     Board members have a fiduciary responsibility to the homeowners that they serve. Yes, as a board member you are, in essence, a public servant for those who live in your community. They have voted for you to represent them and are “assuming” that you will do your job to the best of your ability to protect their investment and limit their monthly expenses. In short, change nothing, enhance my community, repair and replace what’s broken, but do not increase my maintenance fees. Unfortunately, the expectations of the homeowners and the reality of the situation are usually not aligned. Pay me now or pay me later, but eventually roofs will need to be replaced, concrete restoration will need to be done, buildings will need to be repainted, pools will need to be resurfaced, and hurricanes do happen.

     At the core, developing a reserve budget should eliminate the need to special assess your homeowners, but there is no guarantee. Once an association has decided to properly fund reserves, the first and most important step is to have a professional complete a reserve study for the association. This study will be the association’s road map as to what it needs to do today to avoid issues tomorrow.   

     However, this is not cast in stone, and associations should realize that no one can accurately predict what a roof replacement “could” cost 20 years in the future, which is why reserve studies are “estimates” and updated annually if possible. The fundamental idea is to plan to the best of your ability and to ensure that your association is as prepared as possible for the normal maintenance and unexpected issues that all our homes may encounter.

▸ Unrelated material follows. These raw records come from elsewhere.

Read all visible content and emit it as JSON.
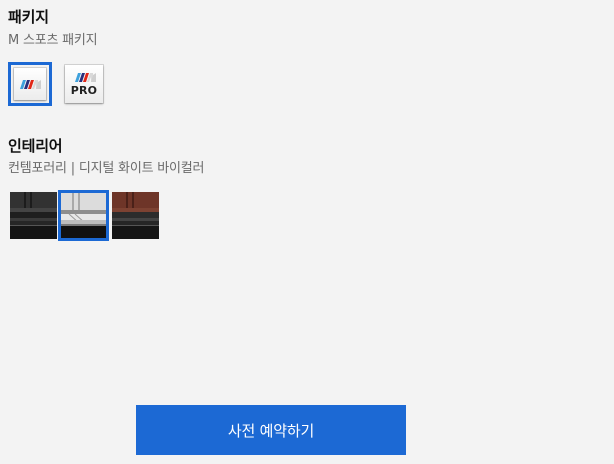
{
  "package": {
    "title": "패키지",
    "selected_name": "M 스포츠 패키지",
    "options": [
      {
        "name": "m-sport-package",
        "icon": "m-logo-icon",
        "selected": true
      },
      {
        "name": "m-sport-package-pro",
        "icon": "m-logo-pro-icon",
        "badge": "PRO",
        "selected": false
      }
    ]
  },
  "interior": {
    "title": "인테리어",
    "selected_name": "컨템포러리 | 디지털 화이트 바이컬러",
    "options": [
      {
        "name": "black",
        "color": "#2b2b2b",
        "selected": false
      },
      {
        "name": "digital-white-bicolor",
        "color": "#d9d9d9",
        "selected": true
      },
      {
        "name": "brown",
        "color": "#6e3528",
        "selected": false
      }
    ]
  },
  "cta": {
    "label": "사전 예약하기"
  },
  "colors": {
    "accent": "#1c69d4",
    "background": "#f3f3f3",
    "m_light_blue": "#3ea1dc",
    "m_dark_blue": "#2a2f7c",
    "m_red": "#e22718"
  }
}
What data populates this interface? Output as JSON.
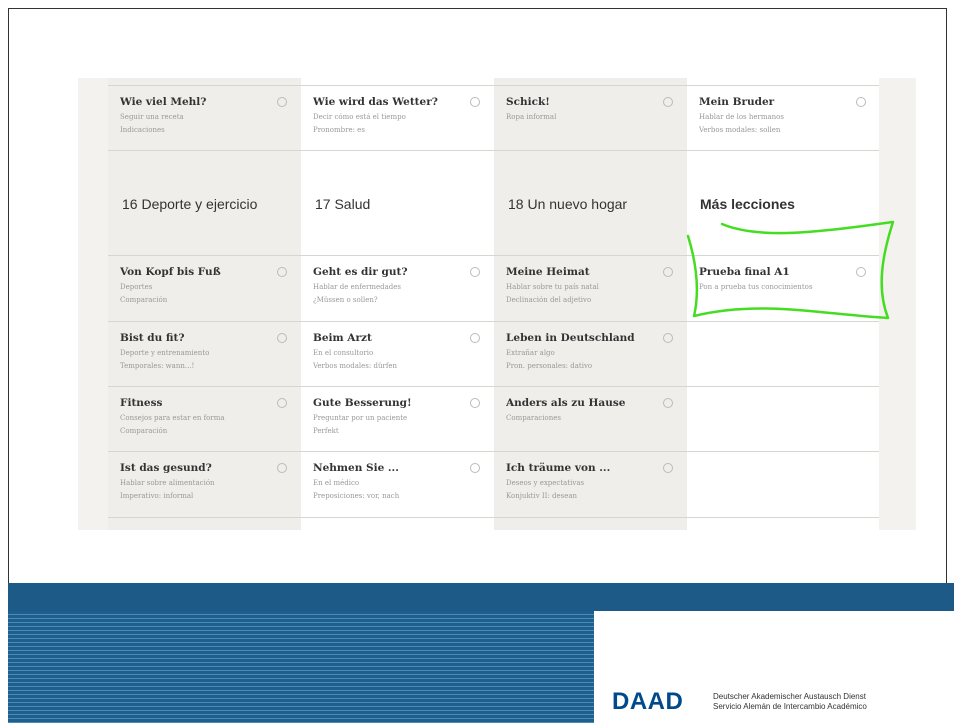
{
  "top_row": [
    {
      "title": "Wie viel Mehl?",
      "lines": [
        "Seguir una receta",
        "Indicaciones"
      ]
    },
    {
      "title": "Wie wird das Wetter?",
      "lines": [
        "Decir cómo está el tiempo",
        "Pronombre: es"
      ]
    },
    {
      "title": "Schick!",
      "lines": [
        "Ropa informal",
        ""
      ]
    },
    {
      "title": "Mein Bruder",
      "lines": [
        "Hablar de los hermanos",
        "Verbos modales: sollen"
      ]
    }
  ],
  "headings": [
    "16 Deporte y ejercicio",
    "17 Salud",
    "18 Un nuevo hogar",
    "Más lecciones"
  ],
  "columns": [
    [
      {
        "title": "Von Kopf bis Fuß",
        "lines": [
          "Deportes",
          "Comparación"
        ]
      },
      {
        "title": "Bist du fit?",
        "lines": [
          "Deporte y entrenamiento",
          "Temporales: wann...!"
        ]
      },
      {
        "title": "Fitness",
        "lines": [
          "Consejos para estar en forma",
          "Comparación"
        ]
      },
      {
        "title": "Ist das gesund?",
        "lines": [
          "Hablar sobre alimentación",
          "Imperativo: informal"
        ]
      }
    ],
    [
      {
        "title": "Geht es dir gut?",
        "lines": [
          "Hablar de enfermedades",
          "¿Müssen o sollen?"
        ]
      },
      {
        "title": "Beim Arzt",
        "lines": [
          "En el consultorio",
          "Verbos modales: dürfen"
        ]
      },
      {
        "title": "Gute Besserung!",
        "lines": [
          "Preguntar por un paciente",
          "Perfekt"
        ]
      },
      {
        "title": "Nehmen Sie ...",
        "lines": [
          "En el médico",
          "Preposiciones: vor, nach"
        ]
      }
    ],
    [
      {
        "title": "Meine Heimat",
        "lines": [
          "Hablar sobre tu país natal",
          "Declinación del adjetivo"
        ]
      },
      {
        "title": "Leben in Deutschland",
        "lines": [
          "Extrañar algo",
          "Pron. personales: dativo"
        ]
      },
      {
        "title": "Anders als zu Hause",
        "lines": [
          "Comparaciones",
          ""
        ]
      },
      {
        "title": "Ich träume von ...",
        "lines": [
          "Deseos y expectativas",
          "Konjuktiv II: desean"
        ]
      }
    ],
    [
      {
        "title": "Prueba final A1",
        "lines": [
          "Pon a prueba tus conocimientos",
          ""
        ]
      }
    ]
  ],
  "footer": {
    "logo": "DAAD",
    "org_line1": "Deutscher Akademischer Austausch Dienst",
    "org_line2": "Servicio Alemán de Intercambio Académico"
  },
  "colors": {
    "stripe": "#1e5f8e",
    "logo": "#004a8c",
    "annotation": "#44dd22"
  }
}
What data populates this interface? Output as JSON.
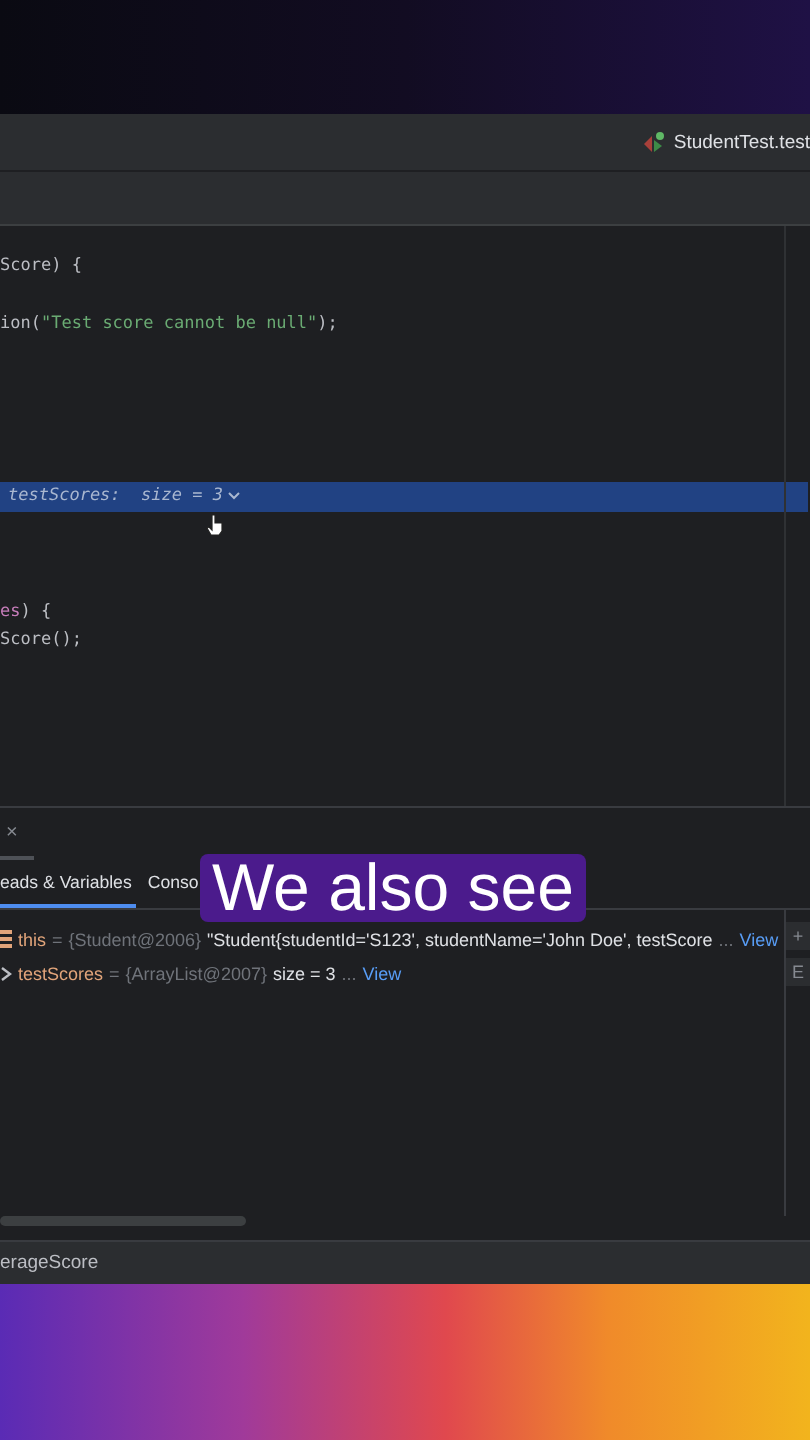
{
  "header": {
    "run_config": "StudentTest.test"
  },
  "editor": {
    "lines": [
      {
        "kind": "code",
        "parts": [
          {
            "kind": "plain",
            "text": "Score) {"
          }
        ]
      },
      {
        "kind": "blank"
      },
      {
        "kind": "code",
        "parts": [
          {
            "kind": "plain",
            "text": "ion("
          },
          {
            "kind": "string",
            "text": "\"Test score cannot be null\""
          },
          {
            "kind": "plain",
            "text": ");"
          }
        ]
      },
      {
        "kind": "blank"
      },
      {
        "kind": "blank"
      },
      {
        "kind": "blank"
      },
      {
        "kind": "blank"
      },
      {
        "kind": "blank"
      },
      {
        "kind": "inline_value",
        "parts": [
          {
            "kind": "hint",
            "text": "testScores:  size = 3"
          }
        ]
      },
      {
        "kind": "blank"
      },
      {
        "kind": "blank"
      },
      {
        "kind": "blank"
      },
      {
        "kind": "code",
        "parts": [
          {
            "kind": "field",
            "text": "es"
          },
          {
            "kind": "plain",
            "text": ") {"
          }
        ]
      },
      {
        "kind": "code",
        "parts": [
          {
            "kind": "plain",
            "text": "Score();"
          }
        ]
      }
    ]
  },
  "debug_panel": {
    "close": "×",
    "tabs": [
      {
        "label": "eads & Variables",
        "selected": true
      },
      {
        "label": "Conso",
        "selected": false
      }
    ],
    "variables": [
      {
        "kind": "object",
        "name": "this",
        "equals": "=",
        "type": "{Student@2006}",
        "value": "\"Student{studentId='S123', studentName='John Doe', testScore",
        "more": "...",
        "link": "View"
      },
      {
        "kind": "list",
        "name": "testScores",
        "equals": "=",
        "type": "{ArrayList@2007}",
        "value": "size = 3",
        "more": "...",
        "link": "View"
      }
    ],
    "side_buttons": [
      "+",
      "E"
    ]
  },
  "status_bar": {
    "breadcrumb": "erageScore"
  },
  "caption": "We also see"
}
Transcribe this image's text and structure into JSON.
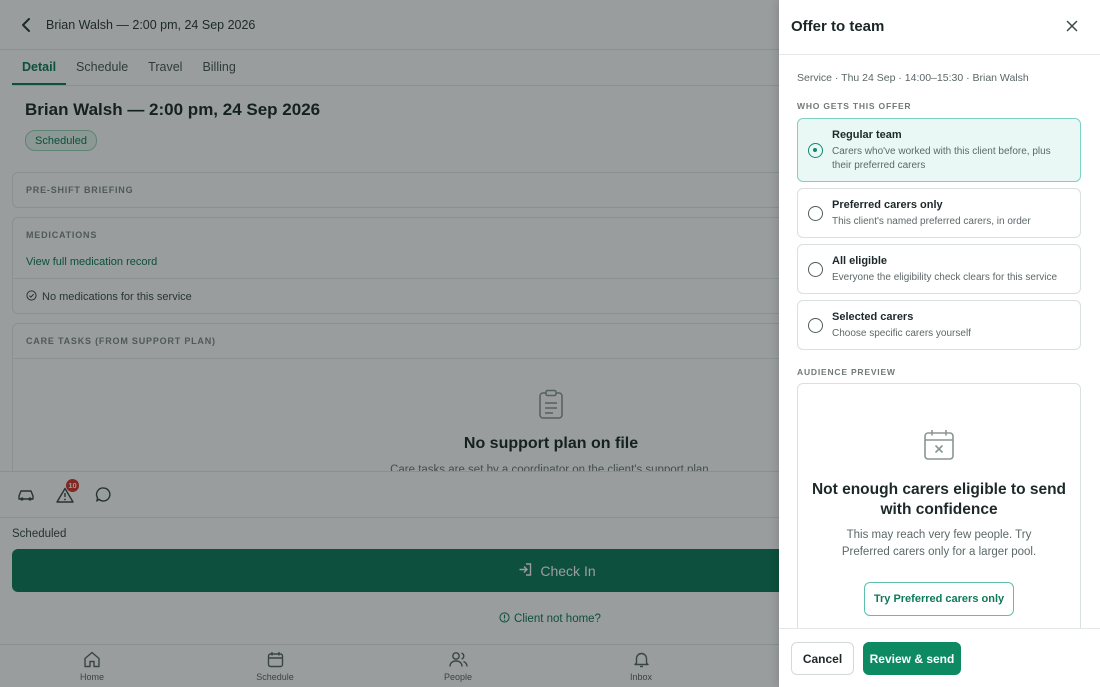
{
  "colors": {
    "accent": "#0e7a5a",
    "primary_button": "#0e8a62",
    "selected_option_bg": "#eaf8f5",
    "badge_alert": "#d9352c"
  },
  "header": {
    "back_icon": "chevron-left-icon",
    "title": "Brian Walsh — 2:00 pm, 24 Sep 2026"
  },
  "tabs": [
    {
      "label": "Detail",
      "active": true
    },
    {
      "label": "Schedule",
      "active": false
    },
    {
      "label": "Travel",
      "active": false
    },
    {
      "label": "Billing",
      "active": false
    }
  ],
  "main": {
    "title": "Brian Walsh — 2:00 pm, 24 Sep 2026",
    "status_badge": "Scheduled",
    "briefing_label": "PRE-SHIFT BRIEFING",
    "medications": {
      "label": "MEDICATIONS",
      "link": "View full medication record",
      "empty": "No medications for this service"
    },
    "care_tasks": {
      "label": "CARE TASKS (FROM SUPPORT PLAN)",
      "empty_title": "No support plan on file",
      "empty_sub": "Care tasks are set by a coordinator on the client's support plan."
    }
  },
  "action_bar": {
    "icons": [
      "car-icon",
      "warning-icon",
      "chat-icon"
    ],
    "warning_count": "10"
  },
  "status_text": "Scheduled",
  "check_in": {
    "label": "Check In",
    "icon": "sign-in-icon"
  },
  "client_not_home": "Client not home?",
  "bottom_nav": [
    {
      "label": "Home",
      "icon": "home-icon"
    },
    {
      "label": "Schedule",
      "icon": "calendar-icon"
    },
    {
      "label": "People",
      "icon": "people-icon"
    },
    {
      "label": "Inbox",
      "icon": "bell-icon"
    }
  ],
  "drawer": {
    "title": "Offer to team",
    "close_icon": "close-icon",
    "service_line": "Service · Thu 24 Sep · 14:00–15:30 · Brian Walsh",
    "who_label": "WHO GETS THIS OFFER",
    "options": [
      {
        "title": "Regular team",
        "desc": "Carers who've worked with this client before, plus their preferred carers",
        "selected": true
      },
      {
        "title": "Preferred carers only",
        "desc": "This client's named preferred carers, in order",
        "selected": false
      },
      {
        "title": "All eligible",
        "desc": "Everyone the eligibility check clears for this service",
        "selected": false
      },
      {
        "title": "Selected carers",
        "desc": "Choose specific carers yourself",
        "selected": false
      }
    ],
    "preview_label": "AUDIENCE PREVIEW",
    "preview": {
      "icon": "calendar-x-icon",
      "title": "Not enough carers eligible to send with confidence",
      "sub": "This may reach very few people. Try Preferred carers only for a larger pool.",
      "button": "Try Preferred carers only"
    },
    "cancel": "Cancel",
    "send": "Review & send"
  }
}
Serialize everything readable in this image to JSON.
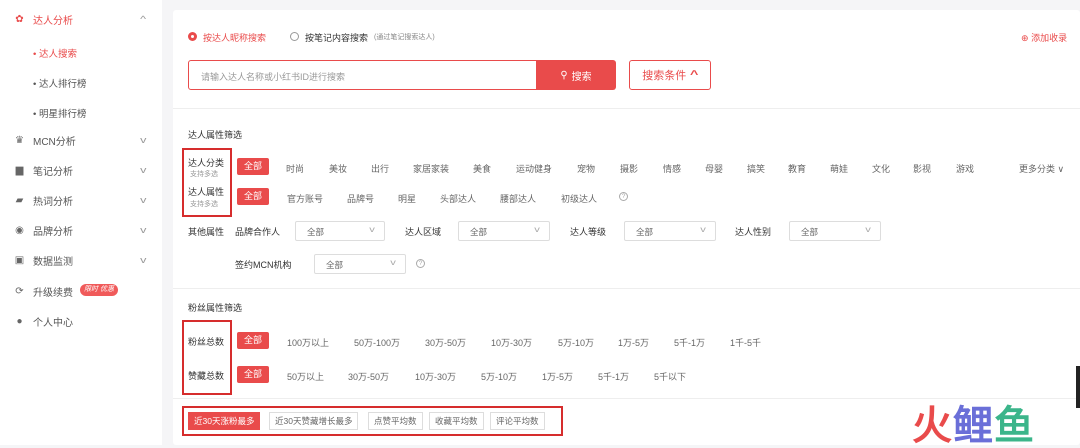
{
  "sidebar": {
    "items": [
      {
        "label": "达人分析",
        "icon": "gear-icon",
        "expanded": true
      },
      {
        "label": "MCN分析",
        "icon": "crown-icon"
      },
      {
        "label": "笔记分析",
        "icon": "note-icon"
      },
      {
        "label": "热词分析",
        "icon": "message-icon"
      },
      {
        "label": "品牌分析",
        "icon": "brand-icon"
      },
      {
        "label": "数据监测",
        "icon": "monitor-icon"
      },
      {
        "label": "升级续费",
        "icon": "upgrade-icon"
      },
      {
        "label": "个人中心",
        "icon": "user-icon"
      }
    ],
    "sub_items": [
      "• 达人搜索",
      "• 达人排行榜",
      "• 明星排行榜"
    ],
    "upgrade_badge": "限时 优惠"
  },
  "search": {
    "mode1": "按达人昵称搜索",
    "mode2": "按笔记内容搜索",
    "mode2_note": "(通过笔记搜索达人)",
    "add_collect": "添加收录",
    "placeholder": "请输入达人名称或小红书ID进行搜索",
    "button": "搜索",
    "conditions": "搜索条件"
  },
  "influencer_filter": {
    "title": "达人属性筛选",
    "category_label": "达人分类",
    "category_sub": "支持多选",
    "categories": [
      "全部",
      "时尚",
      "美妆",
      "出行",
      "家居家装",
      "美食",
      "运动健身",
      "宠物",
      "摄影",
      "情感",
      "母婴",
      "搞笑",
      "教育",
      "萌娃",
      "文化",
      "影视",
      "游戏"
    ],
    "more_categories": "更多分类",
    "attr_label": "达人属性",
    "attr_sub": "支持多选",
    "attrs": [
      "全部",
      "官方账号",
      "品牌号",
      "明星",
      "头部达人",
      "腰部达人",
      "初级达人"
    ],
    "other_label": "其他属性",
    "brand_partner": "品牌合作人",
    "region": "达人区域",
    "level": "达人等级",
    "gender": "达人性别",
    "mcn": "签约MCN机构",
    "select_default": "全部"
  },
  "fans_filter": {
    "title": "粉丝属性筛选",
    "fans_label": "粉丝总数",
    "fans_options": [
      "全部",
      "100万以上",
      "50万-100万",
      "30万-50万",
      "10万-30万",
      "5万-10万",
      "1万-5万",
      "5千-1万",
      "1千-5千"
    ],
    "likes_label": "赞藏总数",
    "likes_options": [
      "全部",
      "50万以上",
      "30万-50万",
      "10万-30万",
      "5万-10万",
      "1万-5万",
      "5千-1万",
      "5千以下"
    ]
  },
  "sort_tabs": [
    "近30天涨粉最多",
    "近30天赞藏增长最多",
    "点赞平均数",
    "收藏平均数",
    "评论平均数"
  ],
  "watermark": {
    "part1": "火",
    "part2": "鲤",
    "part3": "鱼"
  },
  "colors": {
    "accent": "#e94b4b",
    "frame": "#d62d2d"
  }
}
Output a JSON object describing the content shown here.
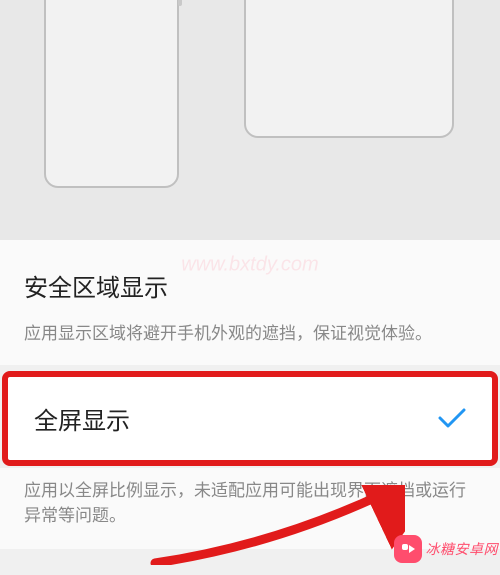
{
  "safeArea": {
    "title": "安全区域显示",
    "description": "应用显示区域将避开手机外观的遮挡，保证视觉体验。"
  },
  "fullscreen": {
    "label": "全屏显示",
    "selected": true,
    "description": "应用以全屏比例显示，未适配应用可能出现界面遮挡或运行异常等问题。"
  },
  "annotation": {
    "highlightColor": "#e11b1b",
    "checkColor": "#2196f3"
  },
  "watermark": {
    "text": "冰糖安卓网",
    "url": "www.bxtdy.com"
  }
}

     However, should the association exercise its right to waive reserves, homeowners will be content with lower maintenance fees, although “artificial” in nature. Most homeowners do not wish to be bothered with reserving for a repair that they may or may not ever see, and here lies the human factor of why reserves are waived. We cannot fathom spending our hard-earned money on a project that someone else will enjoy, and we would prefer to be “assessed” for repairs as needed while living in the community. The reality is that there is nothing wrong with this philosophy if all homeowners can write a check for the full amounts as they are needed. Unfortunately, not all homeowners can, which leaves the association with no choice but to obtain financing from a financial institution, ultimately increasing the overall expense of the project. The East Coast of Florida is lined with beautiful high-rises, many of which have chosen to waive reserves for years, and today they are faced with maintenance projects, which require hundreds of thousands of dollars in special assessments to their owners.

     In short, there is simply no easy answer, and whether your community chooses to reserve or not, eventually someone will need to pay.

Richard Alfonso

SVP, Business Development Officer, U.S. Century Bank

Richard Alfonso is SVP, Business Development Officer with U.S. Century Bank Business Banking Lending. Established in 2002, U.S. Century Bank is one of the largest community banks headquartered in Miami, the fifth largest minority-owned community bank in Florida, and 26th in the nation with assets surpassing $1 billion. USCB is dedicated to serving the financial needs of South Florida’s condominium and homeowner associations through a network of 11 banking center locations in Miami-Dade and Broward counties and through its online banking platform. For more information, call (305) 715-5181 or email